> [What you need to do]: Your response should be every line from the entries that includes the string "title".

> [Dataset excerpts]:
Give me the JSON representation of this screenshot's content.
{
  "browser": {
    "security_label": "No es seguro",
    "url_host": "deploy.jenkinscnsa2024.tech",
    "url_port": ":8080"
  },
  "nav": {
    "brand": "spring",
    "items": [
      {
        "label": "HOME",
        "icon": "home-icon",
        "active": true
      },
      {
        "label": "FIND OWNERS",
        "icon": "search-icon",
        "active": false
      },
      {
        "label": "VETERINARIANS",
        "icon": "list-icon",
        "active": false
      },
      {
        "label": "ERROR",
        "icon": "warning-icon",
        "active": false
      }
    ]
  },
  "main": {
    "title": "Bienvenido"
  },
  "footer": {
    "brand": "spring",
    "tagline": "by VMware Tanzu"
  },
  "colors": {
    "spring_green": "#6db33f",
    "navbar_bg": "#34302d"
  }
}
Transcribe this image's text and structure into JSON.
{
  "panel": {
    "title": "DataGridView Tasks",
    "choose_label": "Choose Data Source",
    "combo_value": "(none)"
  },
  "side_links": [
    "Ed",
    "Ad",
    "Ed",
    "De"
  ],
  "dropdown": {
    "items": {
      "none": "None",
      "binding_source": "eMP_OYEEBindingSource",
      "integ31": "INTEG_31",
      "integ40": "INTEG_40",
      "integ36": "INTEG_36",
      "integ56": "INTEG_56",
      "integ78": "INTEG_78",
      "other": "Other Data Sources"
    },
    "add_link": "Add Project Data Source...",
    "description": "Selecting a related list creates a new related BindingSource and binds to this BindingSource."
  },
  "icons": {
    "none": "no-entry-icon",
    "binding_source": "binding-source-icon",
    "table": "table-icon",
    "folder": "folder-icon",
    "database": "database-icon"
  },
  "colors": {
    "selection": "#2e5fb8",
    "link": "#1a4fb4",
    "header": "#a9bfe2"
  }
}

> [Solution to this problem]:
    "title": "Bienvenido"
    "title": "DataGridView Tasks",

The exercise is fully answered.